- _What to work on_: Find every line in the entries that holds the string "download" and report it.

Collected data
((

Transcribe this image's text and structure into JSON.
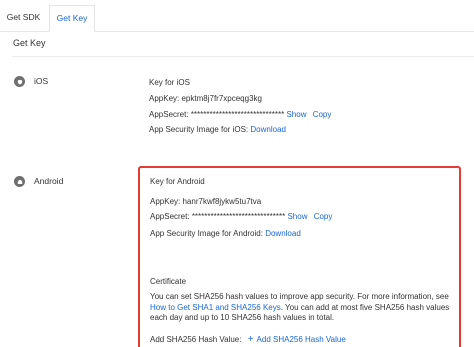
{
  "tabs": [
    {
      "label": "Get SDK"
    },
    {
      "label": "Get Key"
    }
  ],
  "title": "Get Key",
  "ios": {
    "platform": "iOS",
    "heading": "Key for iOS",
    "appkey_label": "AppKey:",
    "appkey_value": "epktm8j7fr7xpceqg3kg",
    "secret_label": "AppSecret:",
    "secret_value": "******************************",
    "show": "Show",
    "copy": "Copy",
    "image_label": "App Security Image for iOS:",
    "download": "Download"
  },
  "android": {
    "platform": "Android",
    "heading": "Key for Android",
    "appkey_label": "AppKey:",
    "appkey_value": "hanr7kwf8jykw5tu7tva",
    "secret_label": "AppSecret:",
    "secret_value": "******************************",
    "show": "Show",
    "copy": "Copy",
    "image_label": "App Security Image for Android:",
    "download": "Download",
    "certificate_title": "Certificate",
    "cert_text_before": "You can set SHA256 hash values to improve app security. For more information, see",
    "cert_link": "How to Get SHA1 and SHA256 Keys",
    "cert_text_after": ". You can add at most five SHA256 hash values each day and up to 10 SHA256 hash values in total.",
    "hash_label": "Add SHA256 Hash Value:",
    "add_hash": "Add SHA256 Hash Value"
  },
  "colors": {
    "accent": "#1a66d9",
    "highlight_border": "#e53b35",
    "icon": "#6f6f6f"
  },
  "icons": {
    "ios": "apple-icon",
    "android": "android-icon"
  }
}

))
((

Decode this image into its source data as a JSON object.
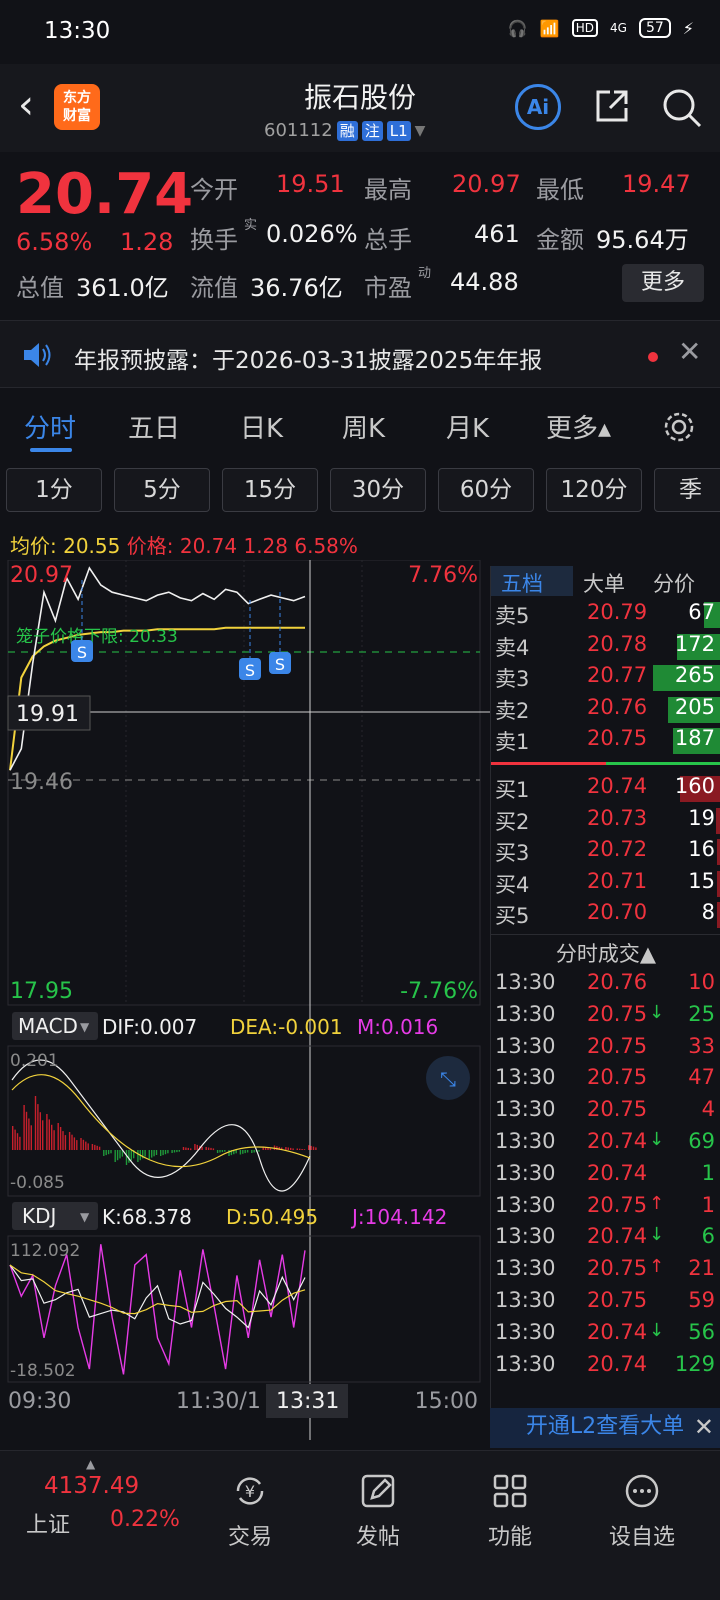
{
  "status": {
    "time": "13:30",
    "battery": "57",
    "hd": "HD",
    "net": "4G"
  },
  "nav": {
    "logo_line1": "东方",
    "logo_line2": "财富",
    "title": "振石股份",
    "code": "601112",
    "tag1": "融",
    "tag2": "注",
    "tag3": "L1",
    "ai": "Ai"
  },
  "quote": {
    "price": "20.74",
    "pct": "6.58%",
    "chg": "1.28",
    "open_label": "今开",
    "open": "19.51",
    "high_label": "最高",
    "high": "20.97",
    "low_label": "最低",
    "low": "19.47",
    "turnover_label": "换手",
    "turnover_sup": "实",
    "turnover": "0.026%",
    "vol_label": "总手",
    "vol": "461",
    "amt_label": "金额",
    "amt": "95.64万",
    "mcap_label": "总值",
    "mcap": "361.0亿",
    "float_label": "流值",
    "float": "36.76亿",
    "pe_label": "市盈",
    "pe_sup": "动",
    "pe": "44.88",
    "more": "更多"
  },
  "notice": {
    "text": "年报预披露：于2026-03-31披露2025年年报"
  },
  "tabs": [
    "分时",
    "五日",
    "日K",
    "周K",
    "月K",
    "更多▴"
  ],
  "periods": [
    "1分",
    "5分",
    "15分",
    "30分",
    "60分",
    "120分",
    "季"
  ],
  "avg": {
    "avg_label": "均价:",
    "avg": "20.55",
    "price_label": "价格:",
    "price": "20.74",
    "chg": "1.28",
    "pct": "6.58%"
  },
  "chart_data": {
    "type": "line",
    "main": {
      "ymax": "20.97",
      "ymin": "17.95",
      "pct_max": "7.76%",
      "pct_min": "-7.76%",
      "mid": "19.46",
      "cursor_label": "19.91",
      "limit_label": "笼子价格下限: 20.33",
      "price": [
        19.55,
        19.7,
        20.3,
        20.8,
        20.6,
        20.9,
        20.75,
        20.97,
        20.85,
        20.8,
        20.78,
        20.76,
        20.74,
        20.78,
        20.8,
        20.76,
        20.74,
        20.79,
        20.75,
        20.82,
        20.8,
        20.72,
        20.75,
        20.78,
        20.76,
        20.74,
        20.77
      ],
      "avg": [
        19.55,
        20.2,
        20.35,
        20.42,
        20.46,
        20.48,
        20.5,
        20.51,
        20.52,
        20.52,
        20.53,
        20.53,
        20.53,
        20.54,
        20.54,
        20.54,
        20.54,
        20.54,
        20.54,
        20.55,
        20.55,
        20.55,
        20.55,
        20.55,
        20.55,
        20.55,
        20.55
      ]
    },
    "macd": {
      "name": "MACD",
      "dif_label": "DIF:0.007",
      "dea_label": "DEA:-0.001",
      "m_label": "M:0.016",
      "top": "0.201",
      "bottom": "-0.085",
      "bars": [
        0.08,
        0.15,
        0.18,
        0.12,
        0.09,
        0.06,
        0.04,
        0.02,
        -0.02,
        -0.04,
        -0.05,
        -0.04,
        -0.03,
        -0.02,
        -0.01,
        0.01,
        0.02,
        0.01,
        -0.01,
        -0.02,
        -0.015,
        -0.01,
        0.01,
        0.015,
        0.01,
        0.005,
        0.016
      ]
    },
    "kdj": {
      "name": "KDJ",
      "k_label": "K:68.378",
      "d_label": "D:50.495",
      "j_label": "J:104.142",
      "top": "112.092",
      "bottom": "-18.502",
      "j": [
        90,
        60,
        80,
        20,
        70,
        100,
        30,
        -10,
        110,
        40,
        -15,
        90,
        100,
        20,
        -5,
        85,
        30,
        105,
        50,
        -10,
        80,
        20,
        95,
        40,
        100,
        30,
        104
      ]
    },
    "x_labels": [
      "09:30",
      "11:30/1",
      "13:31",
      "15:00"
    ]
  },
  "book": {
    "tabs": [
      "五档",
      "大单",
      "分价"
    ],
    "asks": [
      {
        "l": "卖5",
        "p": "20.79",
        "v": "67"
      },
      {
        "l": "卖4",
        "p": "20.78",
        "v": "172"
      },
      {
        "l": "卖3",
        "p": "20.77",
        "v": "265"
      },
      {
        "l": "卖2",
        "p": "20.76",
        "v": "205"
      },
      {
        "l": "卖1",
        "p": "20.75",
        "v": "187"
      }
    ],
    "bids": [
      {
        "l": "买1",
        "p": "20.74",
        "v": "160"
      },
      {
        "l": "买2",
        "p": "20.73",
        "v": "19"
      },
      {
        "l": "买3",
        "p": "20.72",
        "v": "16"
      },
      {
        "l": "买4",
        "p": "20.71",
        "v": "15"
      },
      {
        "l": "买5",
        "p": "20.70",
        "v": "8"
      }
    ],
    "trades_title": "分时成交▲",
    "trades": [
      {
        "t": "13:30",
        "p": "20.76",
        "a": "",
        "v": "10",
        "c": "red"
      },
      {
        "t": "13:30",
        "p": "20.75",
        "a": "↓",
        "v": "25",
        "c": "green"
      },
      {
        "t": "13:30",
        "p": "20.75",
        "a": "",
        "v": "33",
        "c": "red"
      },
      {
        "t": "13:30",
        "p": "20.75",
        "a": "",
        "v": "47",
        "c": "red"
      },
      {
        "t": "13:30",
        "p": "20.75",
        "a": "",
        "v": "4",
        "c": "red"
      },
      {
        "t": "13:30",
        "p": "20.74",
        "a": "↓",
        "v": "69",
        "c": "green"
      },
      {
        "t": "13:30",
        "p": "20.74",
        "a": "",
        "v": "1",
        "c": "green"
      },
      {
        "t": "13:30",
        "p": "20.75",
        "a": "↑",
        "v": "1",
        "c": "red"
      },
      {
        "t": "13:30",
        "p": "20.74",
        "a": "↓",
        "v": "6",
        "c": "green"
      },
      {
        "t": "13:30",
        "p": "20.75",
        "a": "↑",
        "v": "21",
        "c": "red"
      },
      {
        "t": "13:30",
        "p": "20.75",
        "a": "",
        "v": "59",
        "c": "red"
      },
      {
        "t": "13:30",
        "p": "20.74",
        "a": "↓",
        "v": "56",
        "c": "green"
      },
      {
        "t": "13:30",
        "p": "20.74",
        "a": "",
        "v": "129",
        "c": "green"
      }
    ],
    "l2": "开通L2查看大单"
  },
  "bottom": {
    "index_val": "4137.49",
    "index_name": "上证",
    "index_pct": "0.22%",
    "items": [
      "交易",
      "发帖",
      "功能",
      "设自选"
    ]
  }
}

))

- _Written answer_:
    "download": "Download"
    "download": "Download",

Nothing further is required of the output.